DESCRIPTION OF THE TASK.
Keep only the lines of the listing that include the word "JSON", and copy them.
====================
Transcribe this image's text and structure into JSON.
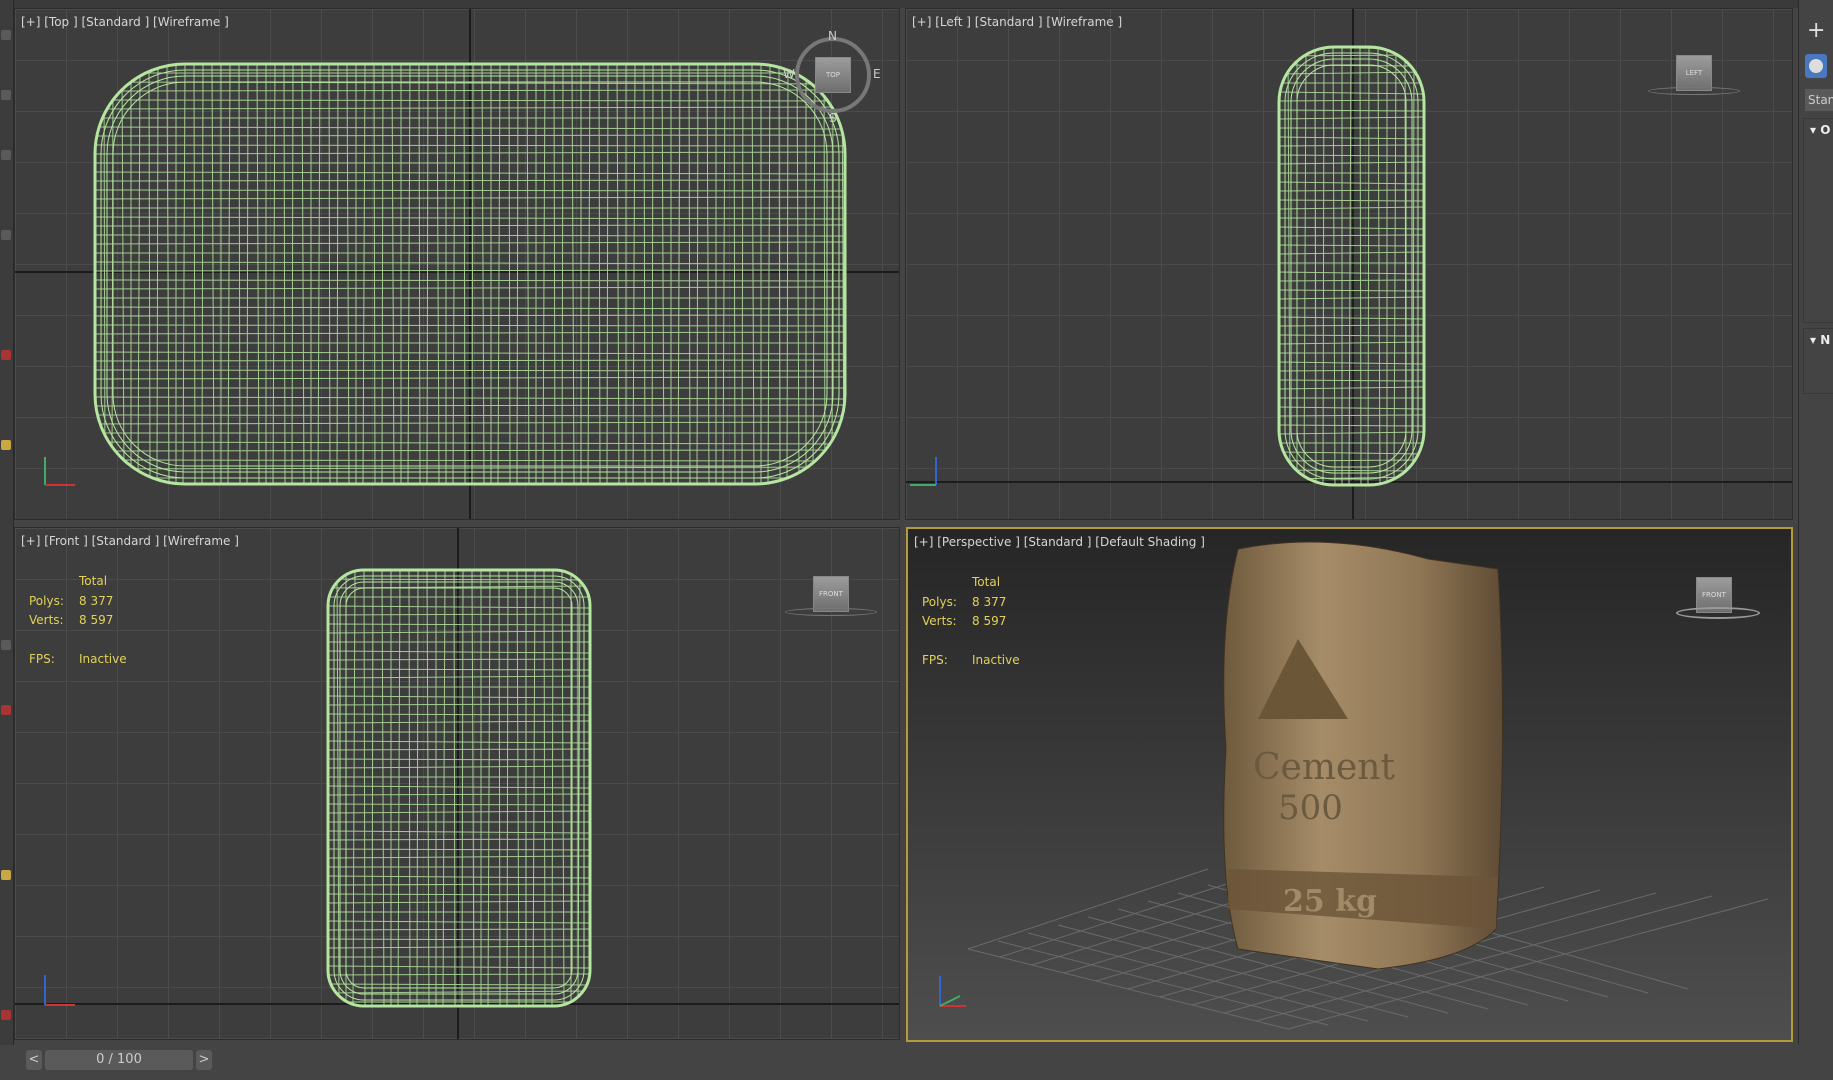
{
  "viewports": {
    "top": {
      "label": "[+] [Top ] [Standard ] [Wireframe ]",
      "cube": "TOP",
      "compass": {
        "n": "N",
        "s": "S",
        "e": "E",
        "w": "W"
      }
    },
    "left": {
      "label": "[+] [Left ] [Standard ] [Wireframe ]",
      "cube": "LEFT"
    },
    "front": {
      "label": "[+] [Front ] [Standard ] [Wireframe ]",
      "cube": "FRONT",
      "stats": {
        "header": "Total",
        "polys_label": "Polys:",
        "polys": "8 377",
        "verts_label": "Verts:",
        "verts": "8 597",
        "fps_label": "FPS:",
        "fps": "Inactive"
      }
    },
    "perspective": {
      "label": "[+] [Perspective ] [Standard ] [Default Shading ]",
      "cube": "FRONT",
      "stats": {
        "header": "Total",
        "polys_label": "Polys:",
        "polys": "8 377",
        "verts_label": "Verts:",
        "verts": "8 597",
        "fps_label": "FPS:",
        "fps": "Inactive"
      },
      "texture_text": {
        "line1": "Cement",
        "line2": "500",
        "line3": "25 kg"
      }
    }
  },
  "wire_color": "#b5e6a0",
  "active_border": "#b39a3b",
  "stats_color": "#e2d25a",
  "right_panel": {
    "dropdown": "Stan",
    "rollout1": "O",
    "rollout2": "N"
  },
  "timeline": {
    "prev": "<",
    "next": ">",
    "frame": "0 / 100"
  }
}
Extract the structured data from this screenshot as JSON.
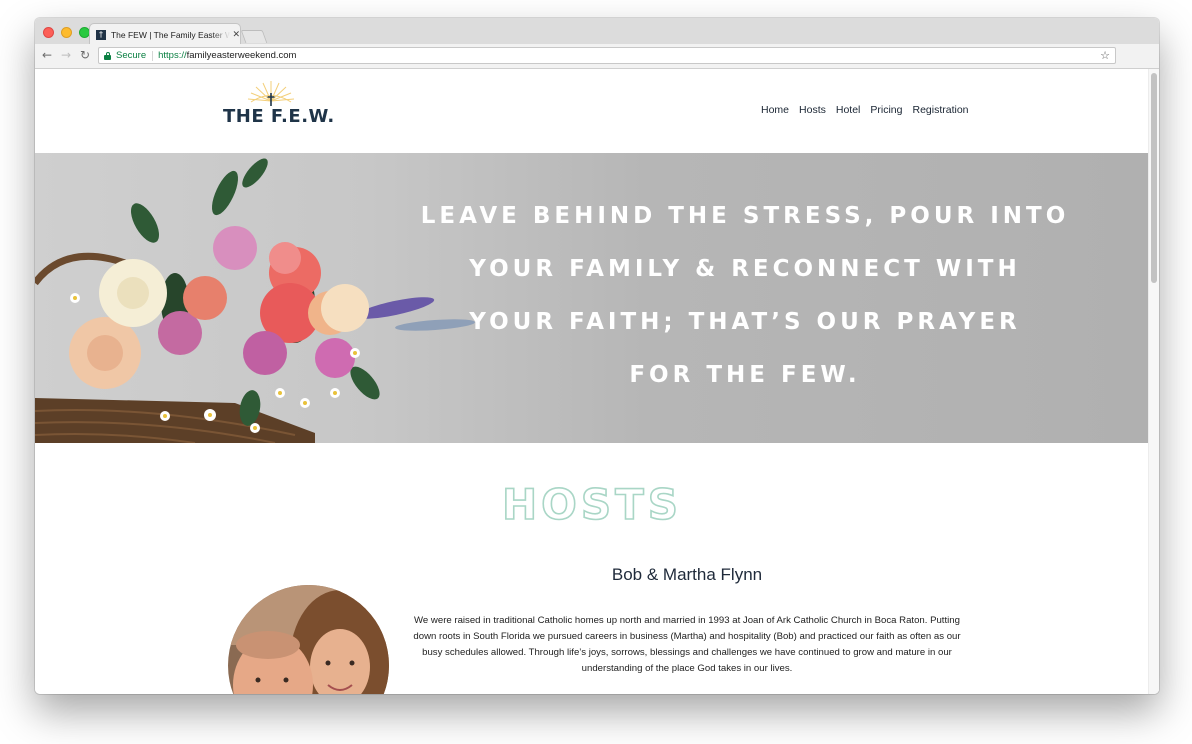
{
  "browser": {
    "tab_title": "The FEW | The Family Easter W",
    "security_label": "Secure",
    "url_scheme": "https://",
    "url_host": "familyeasterweekend.com"
  },
  "site": {
    "logo_text": "THE F.E.W.",
    "nav": [
      "Home",
      "Hosts",
      "Hotel",
      "Pricing",
      "Registration"
    ]
  },
  "hero": {
    "lines": [
      "LEAVE BEHIND THE STRESS, POUR INTO",
      "YOUR FAMILY & RECONNECT WITH",
      "YOUR FAITH; THAT’S OUR PRAYER",
      "FOR THE FEW."
    ]
  },
  "hosts": {
    "title": "HOSTS",
    "names": "Bob & Martha Flynn",
    "bio": "We were raised in traditional Catholic homes up north and married in 1993 at Joan of Ark Catholic Church in Boca Raton. Putting down roots in South Florida we pursued careers in business (Martha) and hospitality (Bob) and practiced our faith as often as our busy schedules allowed. Through life’s joys, sorrows, blessings and challenges we have continued to grow and mature in our understanding of the place God takes in our lives."
  },
  "colors": {
    "navy": "#1f3448",
    "mint": "#a9d6c6",
    "hero_gray": "#b6b6b6"
  }
}
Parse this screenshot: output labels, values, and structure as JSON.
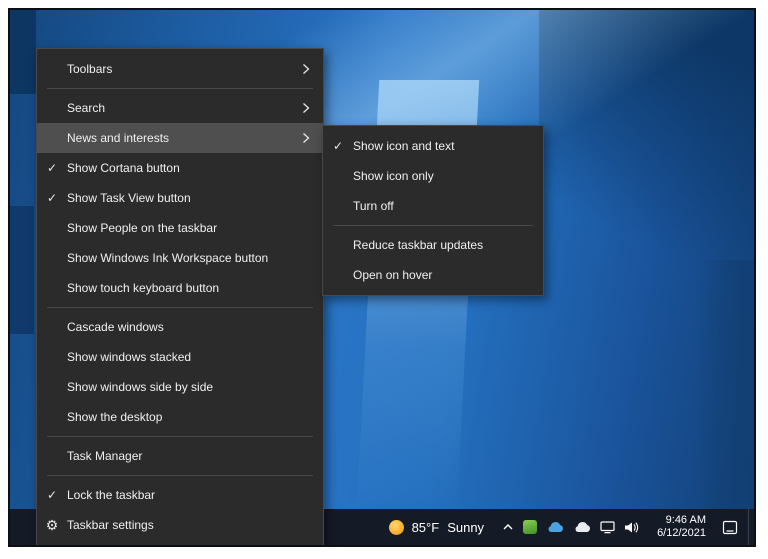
{
  "icons": {
    "gear": "⚙",
    "check": "✓"
  },
  "context_menu": {
    "items": [
      {
        "label": "Toolbars",
        "check": "",
        "has_submenu": true
      },
      {
        "label": "Search",
        "check": "",
        "has_submenu": true
      },
      {
        "label": "News and interests",
        "check": "",
        "has_submenu": true,
        "highlighted": true
      },
      {
        "label": "Show Cortana button",
        "check": "✓"
      },
      {
        "label": "Show Task View button",
        "check": "✓"
      },
      {
        "label": "Show People on the taskbar",
        "check": ""
      },
      {
        "label": "Show Windows Ink Workspace button",
        "check": ""
      },
      {
        "label": "Show touch keyboard button",
        "check": ""
      },
      {
        "label": "Cascade windows",
        "check": ""
      },
      {
        "label": "Show windows stacked",
        "check": ""
      },
      {
        "label": "Show windows side by side",
        "check": ""
      },
      {
        "label": "Show the desktop",
        "check": ""
      },
      {
        "label": "Task Manager",
        "check": ""
      },
      {
        "label": "Lock the taskbar",
        "check": "✓"
      },
      {
        "label": "Taskbar settings",
        "check": "",
        "icon": "gear"
      }
    ]
  },
  "news_submenu": {
    "items": [
      {
        "label": "Show icon and text",
        "check": "✓"
      },
      {
        "label": "Show icon only",
        "check": ""
      },
      {
        "label": "Turn off",
        "check": ""
      },
      {
        "label": "Reduce taskbar updates",
        "check": ""
      },
      {
        "label": "Open on hover",
        "check": ""
      }
    ]
  },
  "taskbar": {
    "weather": {
      "temperature": "85°F",
      "condition": "Sunny"
    },
    "clock": {
      "time": "9:46 AM",
      "date": "6/12/2021"
    }
  },
  "colors": {
    "menu_bg": "#2b2b2b",
    "menu_highlight": "#4f4f4f",
    "menu_border": "#484848",
    "taskbar_bg": "#151a27",
    "desktop_blue": "#2470bf",
    "sun_yellow": "#f5a623"
  }
}
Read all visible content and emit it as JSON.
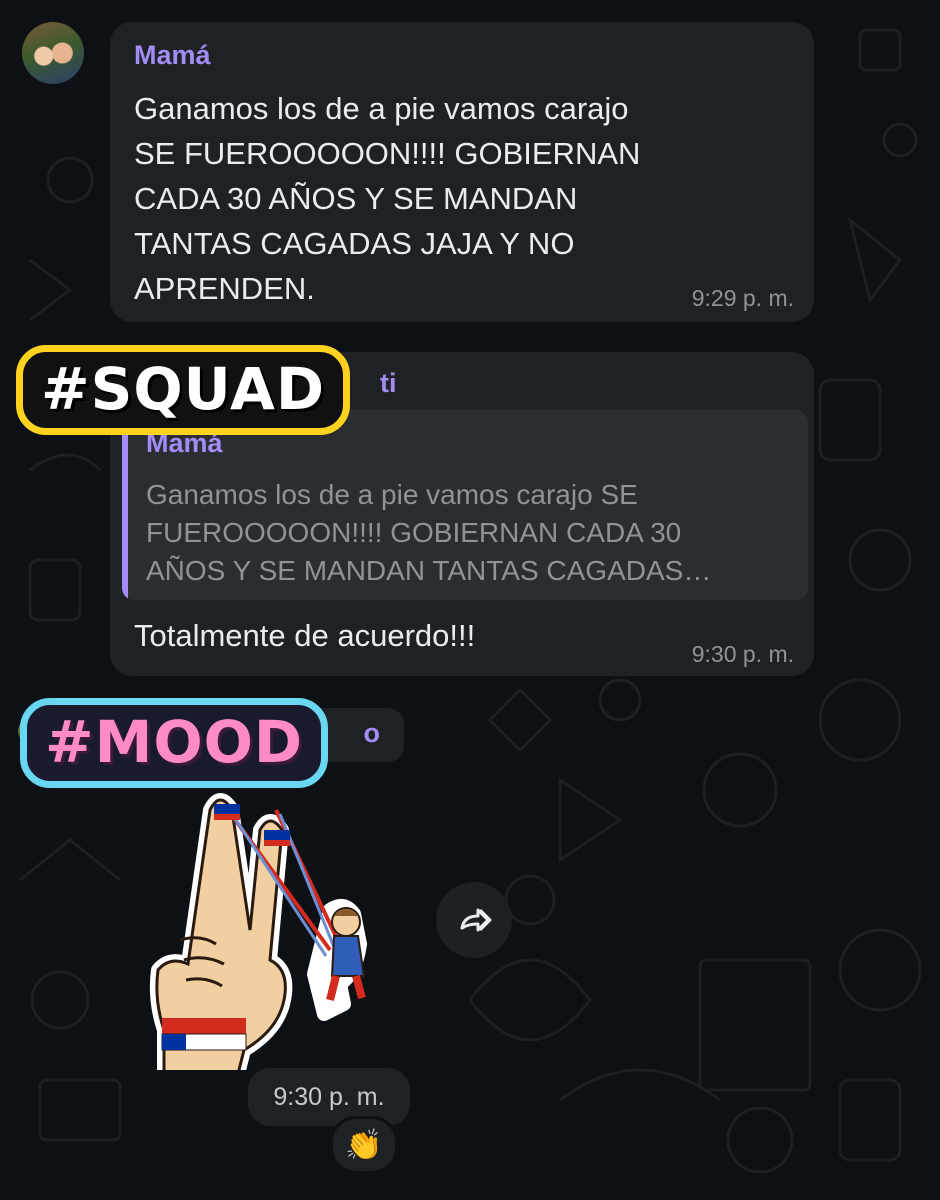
{
  "messages": [
    {
      "sender": "Mamá",
      "text": "Ganamos los de a pie vamos carajo\nSE FUEROOOOON!!!! GOBIERNAN\nCADA 30 AÑOS Y SE MANDAN\nTANTAS CAGADAS JAJA Y NO\nAPRENDEN.",
      "time": "9:29 p. m."
    },
    {
      "sender_partial": "ti",
      "quote": {
        "sender": "Mamá",
        "text": "Ganamos los de a pie vamos carajo SE\nFUEROOOOON!!!! GOBIERNAN CADA 30\nAÑOS Y SE MANDAN TANTAS CAGADAS…"
      },
      "text": "Totalmente de acuerdo!!!",
      "time": "9:30 p. m."
    },
    {
      "sender_partial": "o",
      "sticker": "victory-hand-slingshot-sticker",
      "time": "9:30 p. m.",
      "reaction": "👏"
    }
  ],
  "overlays": {
    "squad": "#SQUAD",
    "mood": "#MOOD"
  },
  "icons": {
    "forward": "forward-arrow-icon"
  },
  "colors": {
    "background": "#0d1014",
    "bubble": "#1f2225",
    "sender": "#a38cf5",
    "time": "#8d9599",
    "squad_border": "#ffd21f",
    "mood_text": "#ff8bc4",
    "mood_border": "#6ad7f2"
  }
}
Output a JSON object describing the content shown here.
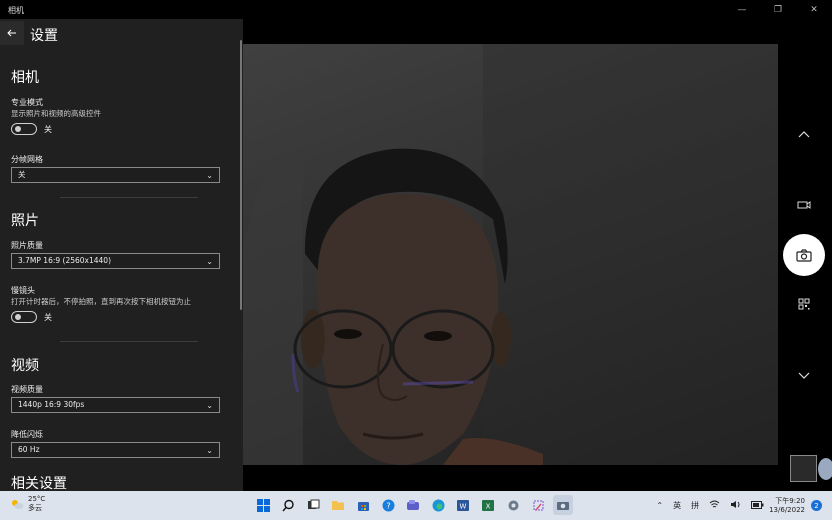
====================
WRITTEN SOLUTION.
Transcribe this image's text and structure into JSON.
Extract the structured data from this screenshot as JSON.
Parse this screenshot: output labels, values, and structure as JSON.
Read all visible content and emit it as JSON.
Output a JSON object describing the content shown here.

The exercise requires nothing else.